Hudson’s stories span the Deep South, the Pacific Northwest, and Amsterdam. Although it is not often that these landscapes and their cultural and regional identities appear side-by-side, Hudson expertly uses them to map out the kind of soul-searching and identity-seeking that can happen anywhere. In “Cultural Relativism,” the narrator returns to Alabama from Amsterdam because she “misses her dead brother.” But in Alabama, the narrator then mourns the fading, now long-distance relationship with her partner back in Amsterdam. She teaches courses in Southern literature. A student, RJ, tells her about how his friend, Tyler, killed his own mother. In her courses, the narrator prepares to “talk about trauma in the South, how it runs so deep, how it’s in the soil.” In this powerful story, Hudson reminds the reader that there are certain things that shape a person that can’t be outrun.
In Pretend We Live Here, the world is never as the narrators understand it. For example, there is no world where a bag of turnips can be exchanged for a healthy tooth, and yet, in “God Hospital,” Rae is searching for that very world—where a cure can be bartered for. That’s what connects these disparate landscapes and narrators—they’re searching for something that they may never find. But at least they’re searching. That might be the best lesson that Hudson can teach us. Keep pretending, keep searching until it makes sense.

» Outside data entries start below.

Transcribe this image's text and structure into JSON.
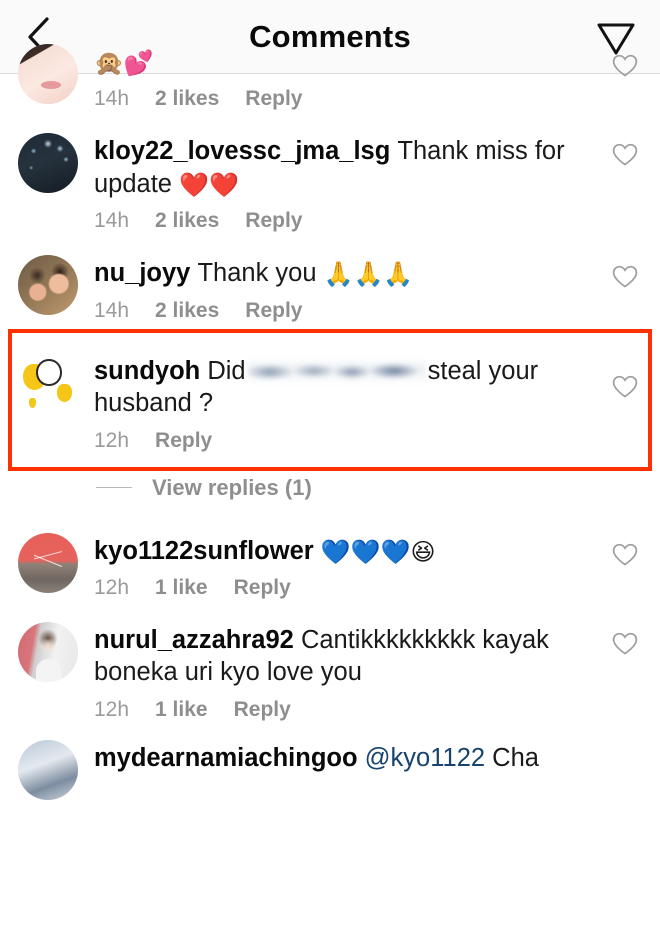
{
  "header": {
    "title": "Comments",
    "back_icon": "chevron-left-icon",
    "share_icon": "paper-plane-icon"
  },
  "labels": {
    "reply": "Reply",
    "like_heart_icon": "heart-outline-icon",
    "view_replies": "View replies (1)"
  },
  "comments": [
    {
      "username": "",
      "text": "",
      "emojis": "🙊💕",
      "time": "14h",
      "likes": "2 likes",
      "reply": "Reply",
      "avatar": "face-photo",
      "clipped": true
    },
    {
      "username": "kloy22_lovessc_jma_lsg",
      "text": "Thank miss for update",
      "emojis": "❤️❤️",
      "time": "14h",
      "likes": "2 likes",
      "reply": "Reply",
      "avatar": "dark-bokeh-photo"
    },
    {
      "username": "nu_joyy",
      "text": "Thank you",
      "emojis": "🙏🙏🙏",
      "time": "14h",
      "likes": "2 likes",
      "reply": "Reply",
      "avatar": "selfie-photo"
    },
    {
      "username": "sundyoh",
      "text_before_redaction": "Did",
      "redacted": true,
      "text_after_redaction": "steal your husband ?",
      "time": "12h",
      "likes": "",
      "reply": "Reply",
      "avatar": "cartoon-cat-illustration",
      "highlighted": true
    },
    {
      "username": "kyo1122sunflower",
      "text": "",
      "emojis": "💙💙💙😆",
      "time": "12h",
      "likes": "1 like",
      "reply": "Reply",
      "avatar": "song-handwriting-photo"
    },
    {
      "username": "nurul_azzahra92",
      "text": "Cantikkkkkkkkk kayak boneka uri kyo love you",
      "emojis": "",
      "time": "12h",
      "likes": "1 like",
      "reply": "Reply",
      "avatar": "woman-white-top-photo"
    },
    {
      "username": "mydearnamiachingoo",
      "mention": "@kyo1122",
      "text": "Cha",
      "avatar": "partial-photo",
      "partial": true
    }
  ],
  "colors": {
    "highlight": "#fc3000",
    "mention_link": "#17436e",
    "meta_gray": "#8e8e8e",
    "header_bg": "#fafafa"
  }
}
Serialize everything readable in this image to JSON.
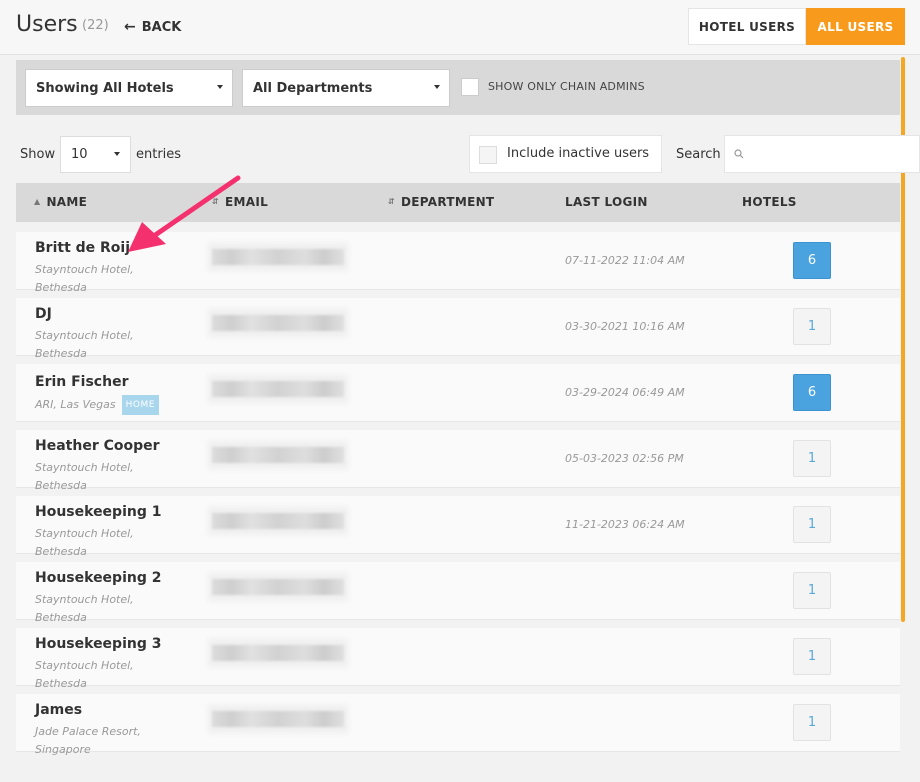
{
  "header": {
    "title": "Users",
    "count": "(22)",
    "back_label": "BACK",
    "tabs": [
      {
        "label": "HOTEL USERS",
        "active": false
      },
      {
        "label": "ALL USERS",
        "active": true
      }
    ]
  },
  "filters": {
    "hotels": "Showing All Hotels",
    "departments": "All Departments",
    "chain_admins_label": "SHOW ONLY CHAIN ADMINS"
  },
  "controls": {
    "show_label": "Show",
    "entries_value": "10",
    "entries_label": "entries",
    "inactive_label": "Include inactive users",
    "search_label": "Search",
    "search_value": ""
  },
  "columns": {
    "name": "NAME",
    "email": "EMAIL",
    "department": "DEPARTMENT",
    "last_login": "LAST LOGIN",
    "hotels": "HOTELS"
  },
  "rows": [
    {
      "name": "Britt de Roij",
      "loc1": "Stayntouch Hotel,",
      "loc2": "Bethesda",
      "login": "07-11-2022 11:04 AM",
      "hotels": "6"
    },
    {
      "name": "DJ",
      "loc1": "Stayntouch Hotel,",
      "loc2": "Bethesda",
      "login": "03-30-2021 10:16 AM",
      "hotels": "1"
    },
    {
      "name": "Erin Fischer",
      "loc1": "ARI, Las Vegas",
      "loc2": "",
      "badge": "HOME",
      "login": "03-29-2024 06:49 AM",
      "hotels": "6"
    },
    {
      "name": "Heather Cooper",
      "loc1": "Stayntouch Hotel,",
      "loc2": "Bethesda",
      "login": "05-03-2023 02:56 PM",
      "hotels": "1"
    },
    {
      "name": "Housekeeping 1",
      "loc1": "Stayntouch Hotel,",
      "loc2": "Bethesda",
      "login": "11-21-2023 06:24 AM",
      "hotels": "1"
    },
    {
      "name": "Housekeeping 2",
      "loc1": "Stayntouch Hotel,",
      "loc2": "Bethesda",
      "login": "",
      "hotels": "1"
    },
    {
      "name": "Housekeeping 3",
      "loc1": "Stayntouch Hotel,",
      "loc2": "Bethesda",
      "login": "",
      "hotels": "1"
    },
    {
      "name": "James",
      "loc1": "Jade Palace Resort,",
      "loc2": "Singapore",
      "login": "",
      "hotels": "1"
    }
  ],
  "colors": {
    "accent": "#f89b1c",
    "hotel_badge_blue": "#4aa3df",
    "annotation_arrow": "#f4306e"
  }
}
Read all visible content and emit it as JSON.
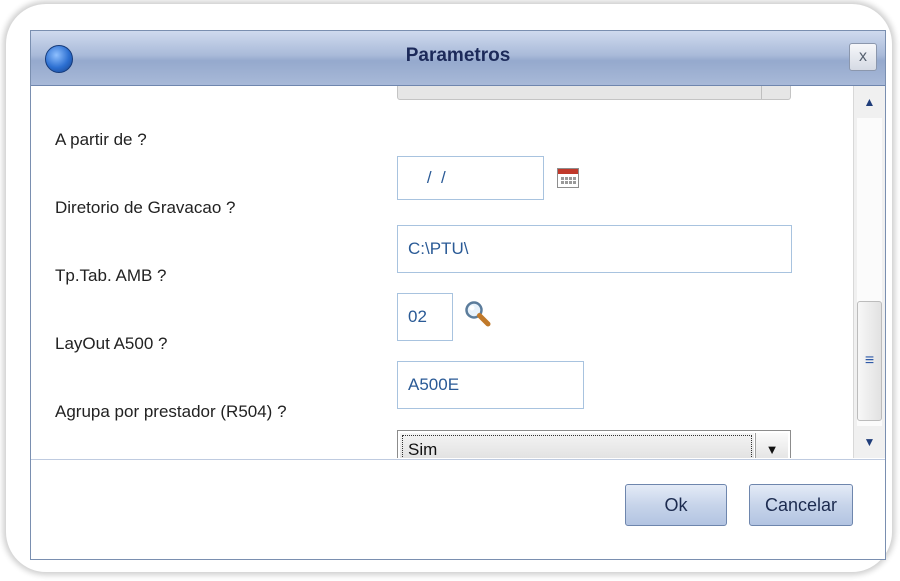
{
  "dialog": {
    "title": "Parametros",
    "close_label": "x"
  },
  "form": {
    "fields": [
      {
        "label": "A partir de ?",
        "value": "    /  /"
      },
      {
        "label": "Diretorio de Gravacao ?",
        "value": "C:\\PTU\\"
      },
      {
        "label": "Tp.Tab. AMB ?",
        "value": "02"
      },
      {
        "label": "LayOut A500 ?",
        "value": "A500E"
      },
      {
        "label": "Agrupa por prestador (R504) ?",
        "value": "Sim"
      }
    ]
  },
  "icons": {
    "app": "app-logo-icon",
    "calendar": "calendar-icon",
    "search": "search-icon",
    "dropdown": "chevron-down-icon"
  },
  "scrollbar": {
    "up_glyph": "▲",
    "down_glyph": "▼",
    "thumb_glyph": "≡"
  },
  "buttons": {
    "ok_label": "Ok",
    "cancel_label": "Cancelar"
  },
  "colors": {
    "titlebar": "#a9bad9",
    "field_border": "#a8c3df",
    "field_text": "#2a5a96",
    "button": "#c7d4ea"
  }
}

Ashlee Paxton-Turner is a native of Williamsburg, Virginia, and graduate of the University of Pennsylvania, where she was an English major with a creative writing concentration. A former Teach For America corps member in rural North Carolina, Ashlee is now a lawyer and graduate of Duke University School of Law.